"This is the season of receiving.” This being new motherhood, the postpartum year, or I would stretch it throughout the years of early childhood. I heard this phrase from Chris Reines, a UNC nurse specializing in maternal mental health.
How opposite are these words to what we are actually told? How many mamas actually think “This is the season of giving. So let me give, give, give until I have nothing left in me, then give some more and feel guilty that I don’t have even more to give.”? We are TOLD this is the season of giving.
But we were told wrong. This is the season of receiving.
When young babies are at home, it is the time to let others support us (community, grandparents, partners, doulas). In pregnancy and birth a woman give her greatest physical output. And then she is in near constant support of that output through nursing, feeding, tend...
A friend asked me recently when I struggled most with postpartum depression. This is a friend I have known since my oldest child was a few months old. And she didn’t know. Many of my friends didn’t know, maybe still don’t. They didn’t know because I didn’t know.
They didn’t know because I was afraid to use the words postpartum depression. I believed the stigma that postpartum depression only happens to moms that don’t love their babies, moms that don’t take care of themselves naturally, moms that aren’t me. I believed that postpartum depressions was only postpartum psychosis. I didn’t know it included social anxiety, anger, and obsessive thoughts. I didn’t know that I wasn’t alone.
They didn’t know how I struggled because I wasn’t able to name my pain. It felt too multilayered to pin it down as “sad”. I had no idea how to explain the social anxiety that took over my us...
There is something I am afraid to tell my clients, an answer to a question often asked that makes me want to hide.
"Does eating my placenta prevent Postpartum Depression"?
Internally I gasp and externally I bumble. I feel as if I am supposed to pull a coin from behind your ear and we all laugh wholesomely and skip off into the daisies.
I hate this question because I ingested my placenta after all three of my births and I experienced postpartum anxiety and depression after all three births.
There is little research into this question, or any other benefits or risks of placentaphagy. There are no scientific studies to claim placenta encapsulation as a remedy for postpartum mood disorders. However, many mothers self-report that they felt less depression and more positive energy when they ingested their placenta capsules. Placenta is used as hormonal therapy in other...
After birth, a new mama may find herself famished.

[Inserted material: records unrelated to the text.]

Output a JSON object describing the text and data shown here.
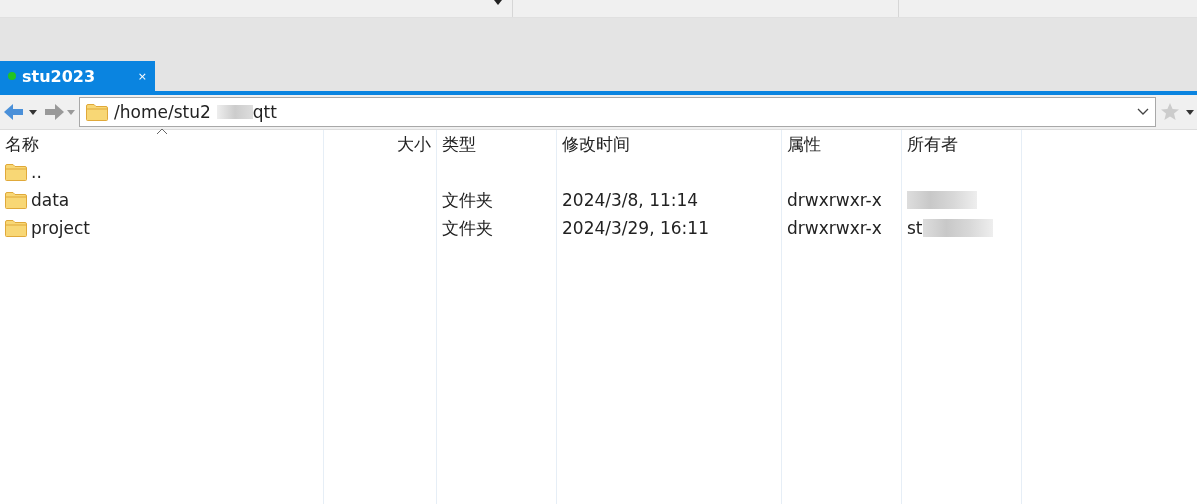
{
  "tabs": [
    {
      "label": "stu2023",
      "connected": true,
      "selected": true,
      "close": "×"
    }
  ],
  "address": {
    "path_start": "/home/stu2",
    "path_end": "qtt"
  },
  "table": {
    "columns": [
      {
        "label": "名称",
        "sorted": true
      },
      {
        "label": "大小",
        "sorted": false
      },
      {
        "label": "类型",
        "sorted": false
      },
      {
        "label": "修改时间",
        "sorted": false
      },
      {
        "label": "属性",
        "sorted": false
      },
      {
        "label": "所有者",
        "sorted": false
      }
    ],
    "rows": [
      {
        "name": ".."
      },
      {
        "name": "data",
        "type": "文件夹",
        "modified": "2024/3/8, 11:14",
        "attributes": "drwxrwxr-x",
        "owner_blurred": true
      },
      {
        "name": "project",
        "type": "文件夹",
        "modified": "2024/3/29, 16:11",
        "attributes": "drwxrwxr-x",
        "owner": "st",
        "owner_blurred": true
      }
    ]
  }
}
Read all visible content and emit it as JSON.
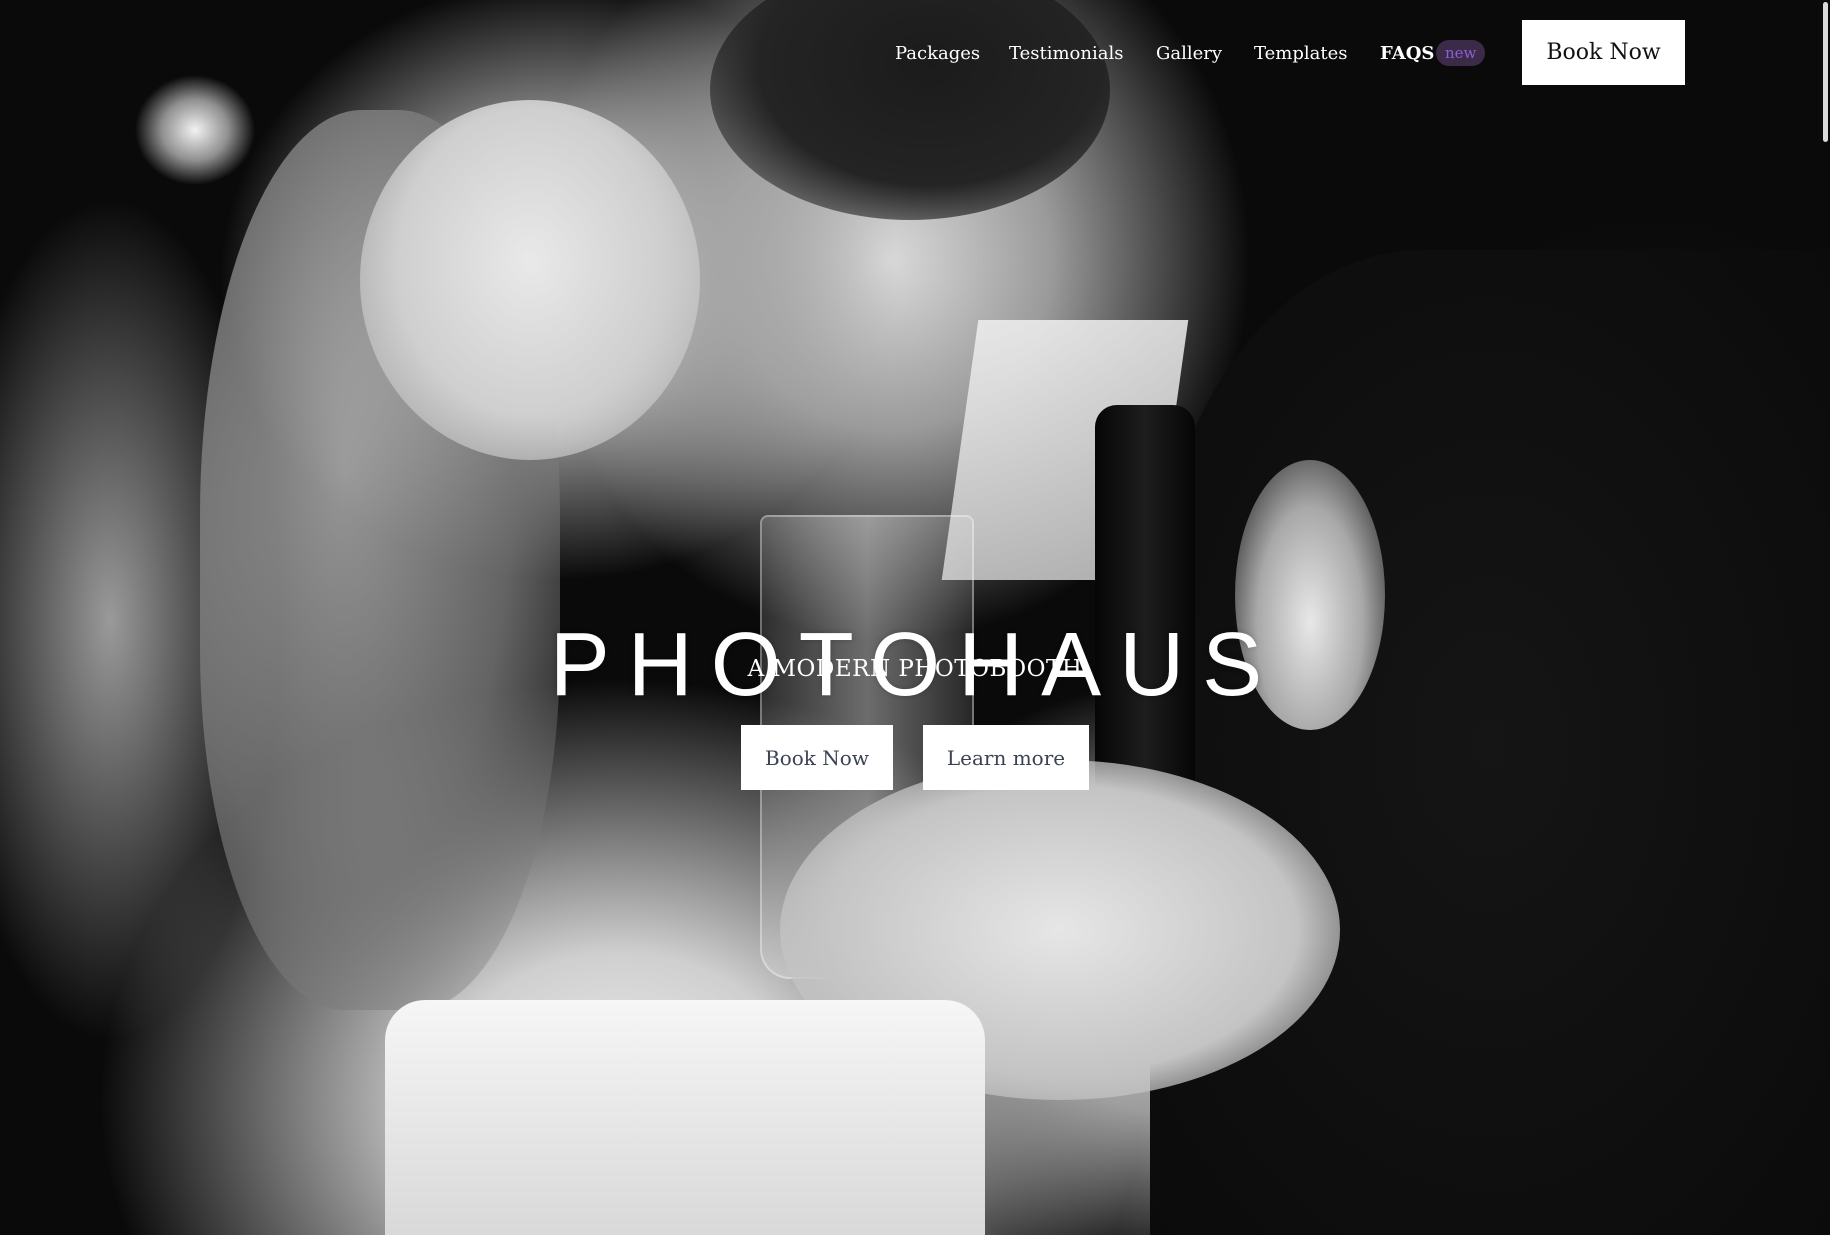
{
  "nav": {
    "links": [
      {
        "label": "Packages"
      },
      {
        "label": "Testimonials"
      },
      {
        "label": "Gallery"
      },
      {
        "label": "Templates"
      },
      {
        "label": "FAQS"
      }
    ],
    "badge": "new",
    "book_label": "Book Now"
  },
  "hero": {
    "title": "PHOTOHAUS",
    "subtitle": "A MODERN PHOTOBOOTH",
    "primary_button": "Book Now",
    "secondary_button": "Learn more"
  },
  "colors": {
    "badge_bg": "#3b2b49",
    "badge_text": "#8d5fd1",
    "button_bg": "#ffffff",
    "button_text": "#3a4254"
  }
}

The birth journey, coming after possibly months of discomfort and limited eating, combined with a new nursling takes a lot of energy. Regardless of blood loss, birthing a baby is the largest energy out put a woman has in her life. In traditional cultures, warming foods are said to heal and stabilize a new mama's body.
When I am pregnant, a significant part of my nesting revolves around food. I make lists of food to store in the freezer. Near the end I double almost everything I make in order to have extra meals after birth. I even tell my husband "This is the first thing I want to eat after birth. And then, this ...". The meal preparation in advance also minimizes my day-to-day expectations for a time. A meal train is a great way to get family and friends on board, and to offer them a way to help tha...